General position and presence of the reproductive organs: Is everything that should be there present? Is everything in the correct area?
It seems like a very basic question, but some women are born without the ovaries or their uterus.
The ovaries: The ultrasound tech will look at your ovaries. She will take note of their size and shape.
She will also look for evidence of both normal and not normal cysts on the ovaries. Many small cysts that look like a pearl necklace may indicate polycystic ovarian syndrome. The presence of a larger endometrioma cyst may indicate possible endometriosis.
In rare cases, a mass that is not a cyst may be found on the ovaries.
Antral follicle count: This may be part of a general infertility ultrasound scan or may be scheduled separately. Antral follicles are a specific kind of follicle found in the ovaries. They are part of the egg/oocyte lifecycle.
A very low antral follicle count may indicate poor ovarian reserves. An unusually high antral follicle count may indicate PCOS.
The uterus: The ultrasound tech will note the uterine size, shape, and position.

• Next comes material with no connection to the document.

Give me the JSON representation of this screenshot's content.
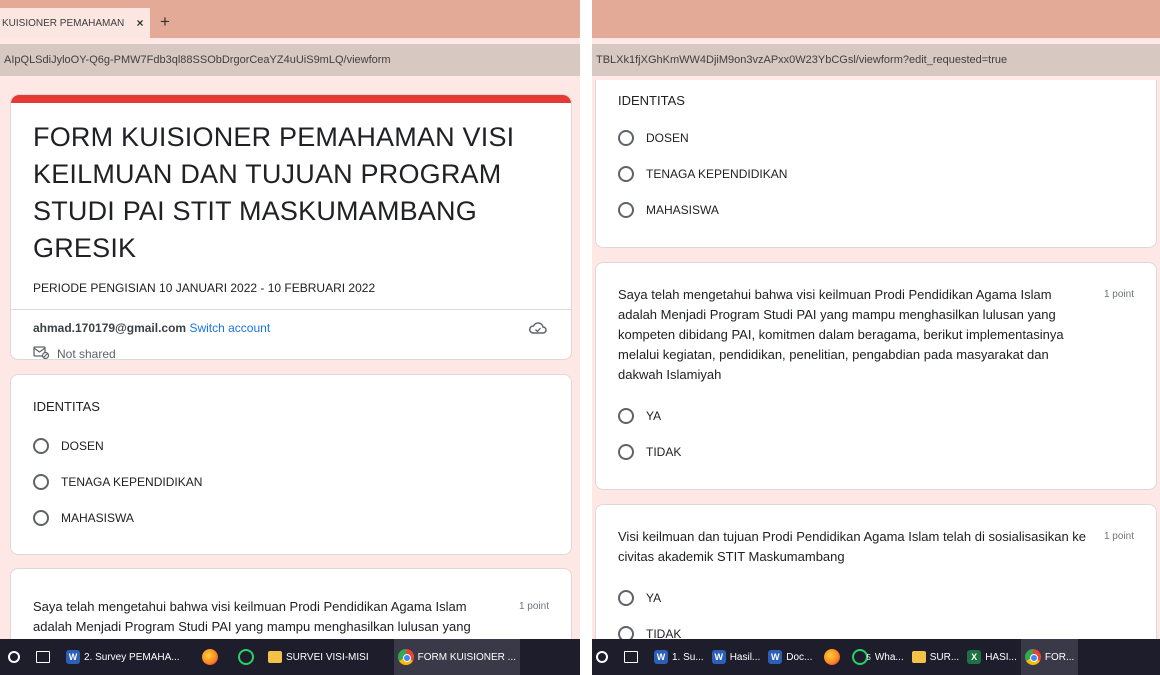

These can’t always be seen with a regular ultrasound. Further evaluation may require a sonohysterogram or a hysteroscopy.
Endometrium thickness: The lining of the uterus, the endometrium, thickens and changes as your menstrual cycle progresses.
The technician will look for healthy indications that the endometrium is at the stage it should be, based on the day of your exam.
The ultrasound tech will also measure the thickness of the endometrium. It should be thin before ovulation and thicker after ovulation.
Possibly fallopian tube problems: A basic ultrasound isn’t capable of capturing healthy fallopian tubes. However, a fallopian tube may be seen with a regular 2D ultrasound if it is swollen or filled with fluid, which can occur with a hydrosalpinx.
A basic ultrasound can’t determine if the fallopian tubes are clear and open. To evaluate whether the tubes are open or closed, your doctor will most likely order an HSG.
However, with a specialized ultrasound known as a hysterosalpingo-contrast sonography (HyCoSy), your doctor may be able to detect whether the tubes are blocked or not.
Possible evidence of adhesions: By gently pressing on the reproductive organs with the transvaginal transducer, the technician can see if the organs move freely and as they should, or if they seem to adhere to each other.
The tech may also use the ultrasound wand to gentle push at the ovaries, to see how they move around in the pelvic cavity. Ovaries that seem stuck to each other are sometimes called “kissing ovaries.”
Adhesions may prevent the reproductive organs from freely moving. Adhesions can form from a previous pelvic infection or from endometriosis.
Blood flow to reproductive organs: if your doctor is using color Doppler, the technician may be able to evaluate blood flow around a cyst or mass. This can help distinguish between a healthy cyst, an endometrial cyst (endometrioma), or an ovarian tumor.